An exhibition of photographs from the artist’s collection
The title of this show comes from the name of Harry Berry and his wife Jeanie’s home near Melsetter. The title also describes his collection of photographs. A sea view.
The collection, kept in old rusted biscuit tins and photographic paper boxes, contains photographs of boats and ships. Some are well known – The Otterbank, the floating bank that served the isles (now on display at Scapa Flow Visitor Centre) and scenes from the salavage of the German High Seas Fleet. Not all of these photographs were taken by Harry, some are the work of Tom Kent, but en masse they show a love and a respect for the sea. Many were used as source material for his paintings. Often Harry painted rescues carried out by the Longhope Lifeboat, many of these can be seen at the YM and the Lifeboat Museum in Longhope. These were often donated by Harry to raise funds.
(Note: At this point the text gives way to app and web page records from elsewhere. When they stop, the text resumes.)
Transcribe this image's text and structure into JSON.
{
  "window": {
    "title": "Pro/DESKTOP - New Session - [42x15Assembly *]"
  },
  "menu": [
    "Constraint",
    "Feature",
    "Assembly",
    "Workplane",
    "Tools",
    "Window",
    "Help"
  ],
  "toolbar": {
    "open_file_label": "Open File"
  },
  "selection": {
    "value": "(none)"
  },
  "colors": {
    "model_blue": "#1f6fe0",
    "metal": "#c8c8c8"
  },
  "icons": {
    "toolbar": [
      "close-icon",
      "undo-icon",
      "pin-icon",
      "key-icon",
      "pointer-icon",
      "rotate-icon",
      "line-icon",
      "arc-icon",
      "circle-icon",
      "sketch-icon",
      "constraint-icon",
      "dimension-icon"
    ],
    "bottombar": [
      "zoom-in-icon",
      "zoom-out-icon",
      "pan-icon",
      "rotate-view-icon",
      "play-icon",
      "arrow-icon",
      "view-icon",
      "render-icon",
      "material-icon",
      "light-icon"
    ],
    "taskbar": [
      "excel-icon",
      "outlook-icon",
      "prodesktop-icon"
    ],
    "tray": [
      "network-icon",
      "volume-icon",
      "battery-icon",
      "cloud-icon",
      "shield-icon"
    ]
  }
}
Harry was born in Peckham, London in 1905. He joined the Royal Navy aged 15 rising to the rank of Chief Petty Officer. After the war Harry settled in Lyness, married local girl Jeannie Guthrie, and reportedly never crossed the Pentland Firth again. But even after leaving the navy Harry’s life was to be dominated by the sea with his work in the salvage industry at Lyness and later as Customs Officer.
Harry’s artistic capabilities were employed in his work as a sign writer and relettering memorials and gravestones. In his workshop Harry painted his dramatic sea scenes and made models, a coat of arms for the County of Orkney (now in Orkney Museum) and souvenirs such as smoking chimney cottage ashtrays. He even made his own fibreglass false teeth – though that may have been one of the tall tales he was known for. Harry’s reputation as a raconteur meant he was in demand at functions. In his latter years a book of his stories was published by The Orkney Press, The Driftwood Fiddle, 1990. He recorded some for BBC Radio Orkney in his rich cockney accent.
A sax and banjo player, Harry performed in a band with his wife Jeannie at the piano. Harry never fully recovered from the death of his wife and died in St Peter’s House, Stromness in 1994. Perhaps his most seen work is on the parish border – the fence and headstone for Betty Corrigall, made in fibreglass to withstand the peatbog conditions.
Here at the Hoy Kirk his work can be seen above the pulpit. There hangs a cross made from wood from the wreck of HMS Vanguard. Harry Berry’s hand is a real part of the heritage of Hoy.
Sources: John Budge; Paul Hepplestone in the introduction to The Driftwood Fiddle; Johnny Pottinger in his article ‘An Orkney Cockney – in memory of Harry Berry’ in Living Orkney; Orkney Library & Archive; and Who Was Who in Orkney, W.S. Hewison. Recordings Orkney Library & Archive OSA RO7/157 & OSA TA/43.